*Input material:*
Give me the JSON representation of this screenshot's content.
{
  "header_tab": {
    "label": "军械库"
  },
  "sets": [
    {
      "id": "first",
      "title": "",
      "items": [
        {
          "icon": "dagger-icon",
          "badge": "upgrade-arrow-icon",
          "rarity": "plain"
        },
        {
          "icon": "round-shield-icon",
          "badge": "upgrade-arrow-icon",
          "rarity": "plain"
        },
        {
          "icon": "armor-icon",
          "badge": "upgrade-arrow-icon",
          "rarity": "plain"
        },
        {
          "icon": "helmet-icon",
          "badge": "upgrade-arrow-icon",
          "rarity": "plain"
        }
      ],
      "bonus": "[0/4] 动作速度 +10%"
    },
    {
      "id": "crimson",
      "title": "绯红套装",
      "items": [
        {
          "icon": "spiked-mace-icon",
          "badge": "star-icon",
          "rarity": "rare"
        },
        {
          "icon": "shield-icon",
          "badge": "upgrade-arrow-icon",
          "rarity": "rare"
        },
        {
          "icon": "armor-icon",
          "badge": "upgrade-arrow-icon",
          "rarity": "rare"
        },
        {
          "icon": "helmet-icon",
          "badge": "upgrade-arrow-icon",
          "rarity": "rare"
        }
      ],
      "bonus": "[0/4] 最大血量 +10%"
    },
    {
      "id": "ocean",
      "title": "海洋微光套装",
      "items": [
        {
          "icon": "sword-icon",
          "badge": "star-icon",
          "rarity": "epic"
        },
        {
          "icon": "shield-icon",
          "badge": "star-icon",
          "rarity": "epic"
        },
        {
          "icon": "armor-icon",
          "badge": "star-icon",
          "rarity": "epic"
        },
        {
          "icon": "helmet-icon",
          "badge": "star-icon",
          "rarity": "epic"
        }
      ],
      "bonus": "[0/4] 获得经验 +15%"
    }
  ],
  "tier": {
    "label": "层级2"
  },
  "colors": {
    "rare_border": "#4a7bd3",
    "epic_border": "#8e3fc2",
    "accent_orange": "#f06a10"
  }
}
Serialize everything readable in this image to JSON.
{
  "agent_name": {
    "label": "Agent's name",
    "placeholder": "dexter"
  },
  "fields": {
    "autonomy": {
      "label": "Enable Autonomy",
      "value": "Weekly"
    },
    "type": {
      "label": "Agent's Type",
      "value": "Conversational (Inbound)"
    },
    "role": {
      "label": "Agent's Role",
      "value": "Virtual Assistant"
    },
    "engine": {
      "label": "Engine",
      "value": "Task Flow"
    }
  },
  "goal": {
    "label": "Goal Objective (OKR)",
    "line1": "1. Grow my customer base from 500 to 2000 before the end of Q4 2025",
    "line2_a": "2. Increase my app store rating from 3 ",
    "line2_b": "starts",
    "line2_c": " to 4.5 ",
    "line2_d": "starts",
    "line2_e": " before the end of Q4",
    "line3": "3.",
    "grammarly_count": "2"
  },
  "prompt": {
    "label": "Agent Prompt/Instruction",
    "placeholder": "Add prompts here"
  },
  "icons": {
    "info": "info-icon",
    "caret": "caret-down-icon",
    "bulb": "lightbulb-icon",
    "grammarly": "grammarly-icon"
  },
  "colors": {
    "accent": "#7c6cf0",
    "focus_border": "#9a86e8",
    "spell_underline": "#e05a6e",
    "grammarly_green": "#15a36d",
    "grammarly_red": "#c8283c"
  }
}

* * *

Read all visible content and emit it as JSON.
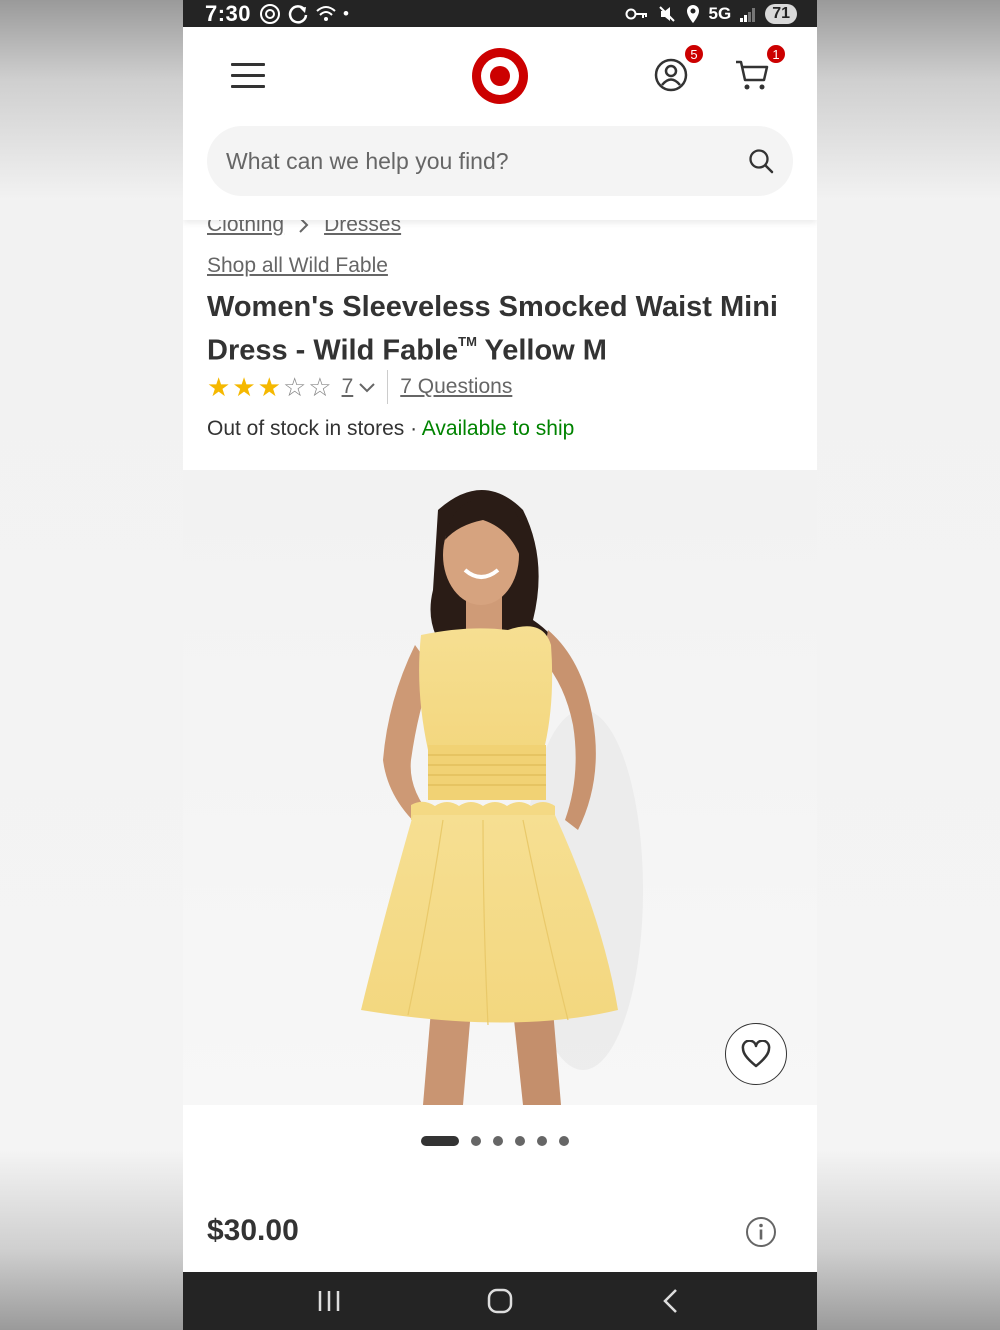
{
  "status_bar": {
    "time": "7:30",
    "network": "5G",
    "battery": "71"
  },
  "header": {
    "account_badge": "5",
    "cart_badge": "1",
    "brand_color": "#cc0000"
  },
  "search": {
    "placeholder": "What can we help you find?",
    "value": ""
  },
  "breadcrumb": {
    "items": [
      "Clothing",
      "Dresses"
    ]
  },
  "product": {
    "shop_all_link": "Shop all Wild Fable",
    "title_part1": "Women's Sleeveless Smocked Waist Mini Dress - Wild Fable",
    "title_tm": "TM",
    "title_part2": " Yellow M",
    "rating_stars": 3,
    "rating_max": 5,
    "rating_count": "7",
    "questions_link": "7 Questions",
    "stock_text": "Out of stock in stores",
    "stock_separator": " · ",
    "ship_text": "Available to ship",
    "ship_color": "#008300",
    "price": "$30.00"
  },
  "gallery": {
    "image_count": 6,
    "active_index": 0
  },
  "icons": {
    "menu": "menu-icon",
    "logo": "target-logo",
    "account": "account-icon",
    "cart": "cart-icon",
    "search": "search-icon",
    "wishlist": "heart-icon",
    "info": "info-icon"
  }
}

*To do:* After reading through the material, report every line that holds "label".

*Answer for the task:*
    "label": "军械库"
    "label": "层级2"
    "label": "Agent's name",
      "label": "Enable Autonomy",
      "label": "Agent's Type",
      "label": "Agent's Role",
      "label": "Engine",
    "label": "Goal Objective (OKR)",
    "label": "Agent Prompt/Instruction",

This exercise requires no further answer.